“Local businesses need to get opportunities. Even for these foreign-driven projects, the materials could be bought locally and companies here subcontracted. Employ domestic workers and money circulates within our economy,” he says.
Dr Muinde says that the government should, in prioritising agricultural production, provide infrastructure and in projects such as The Galana-Kulalu lease out to private organisations which can then do irrigation-model agriculture.
It should not overlook agencies which can do this and choose to carry out farming itself.
He remembers that President Kibaki opened up opportunities for the private sector, with small and medium enterprises (SMEs) tapping into a fund for their working capital, through which they create robust employment and paid taxes.
“That has a better impact than The Hustler Fund,” he says.
He also faults the current regime of propagating corruption in an economy that lacks the fiscal space.
“If we cut costs through prudence in costing, because we do projects at corruption-inflated rates, we could save a lot of money. The President also needs to show restraint in travel;
it is almost as if he has not appreciated that he is a leader of a poor country and such extravagance is very expensive,” Dr Muinde says.
He feels the president could face the wrath of an increasingly disillusioned population, whose livelihoods are hurting, and his support could crumble going into the next elections.
“They are killing formal jobs and talking about creation of informal jobs. With the increased taxes, people are losing jobs. When the government misses its targets on pay-as-you-earn (PAYE) tax collections, then they should know that people are getting laid off, and this is a recipe for disaster,” he says.
And when the workforce is in constant fear of losing jobs, the multiplier effect of the uncertainty is seen on their productivity.
Senator Okiya Omtatah is of the opinion that the government needs to address food, cost of health, education and transport above anything, with such a determination of priorities necessary to better citizens’ lives.
“And if you look at our government in all those sectors it has done nothing to intervene.
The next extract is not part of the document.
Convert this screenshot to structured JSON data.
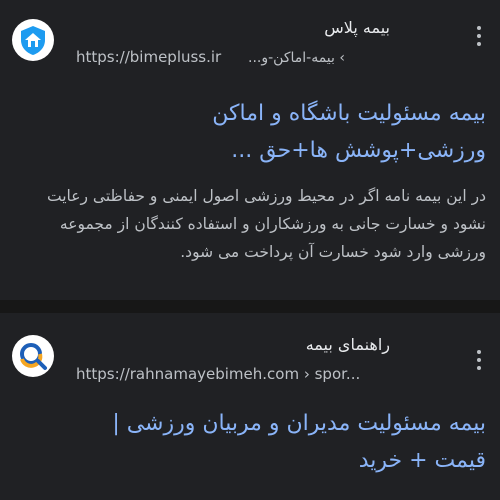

If it was to intervene and make them no-go-areas for cartels, do-no-gooders and thieves, this country would not be going through the mess it is going through,” he says.
Critical of the IMF and the World Bank, the senator says that the institutions “just want Kenya moving around with a beggar’s bowl as a client state”.
“Some of the things the president is doing are treasonable and could get him impeached,” he says, claiming the president is going “overboard”.
And while many others see the government’s dalliance with the IMF and World Bank as a detour from the government’s promises of reducing borrowing, Dismas Mokua, a political commentator says that the current government’s first duty was to mop up a mess overseen by the former regime, and that the results are already palpable.
“The economy was struggling when Ruto took over. The biggest challenge was public debt and policy confusion. Infrastructure was growing but manufacturing was dwindling; everything was being imported,” he says.
Ruto’s efforts to seek job opportunities for Kenyans abroad will increase diaspora remittances and position Kenya in the global space, he says. Coupled with the proposed Pan-African Payment and Settlement System (PAPSS) which will reduce transaction costs through more efficient direct rates and markedly faster transfers, the pressure on the shilling will reduce as intra-African trade increases.
Ruto has invigorated Kenya’s economic diplomacy infrastructure by making Kenya stand out in the region, Mr Mokua says.